Flanagan, Fink, Plebanski, and Klein wrote in The Annual Review of Cell and Developmental Biology that, for most vaccines, studies show that women have a stronger immune response than men, with more inflammation and more antibodies than men.
According to Flanagan and colleagues, estradiol (the female hormone) may stimulate antibody production, whereas testosterone (the male hormone) may decrease the same antibody production.
Flanagan adds that people’s diet (women eat differently than men) influences the microbiome and the gut microbiota, which seems to have an effect on reactions to infections and to vaccines. For example, probiotics may enhance immunity.
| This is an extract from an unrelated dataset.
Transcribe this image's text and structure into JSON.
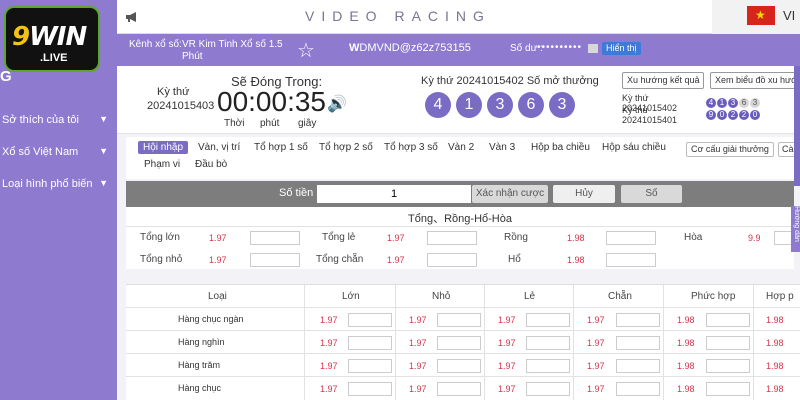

In an additional study , Stephane Fishinger and colleagues from MIT and Harvard (Seminars in Immunopathology ) confirmed that female children and adult women have a greater immune response to vaccines than do men. The authors went on to suggest that females’ greater immune response could make them less prone to infections, but conversely more prone to develop an autoimmune disease than men.
So, if studies show that when males and females get the same vaccine, women have a stronger immune response and more adverse effects than men, wouldn’t it make sense to give a smaller dose of vaccine to women? Logically, a smaller dose would decrease adverse effects while still giving an adequate immune response.
Indeed, Dr. Sabra Klein published an article titled “Personalized vaccinology: One size and dose might not fit both sexes” in which she describes how females and males react differently to vaccinations and how males and females might benefit from receiving different vaccines.
Her student, Janna, confirmed:
“Since women generally have stronger immune responses and more adverse effects than men, it would make sense to study a precision vaccinology approach, where men and women get a different dose of the same vaccine. We need to start analyzing data from clinical trials based on sex (Is there a difference between men and women’s immune response and adverse reactions?) and age (Is there a difference for women between before menopause and after menopause?).”
Janna’s last sentence was: “If we don’t look for sex differences, we’ll never know if they exist.”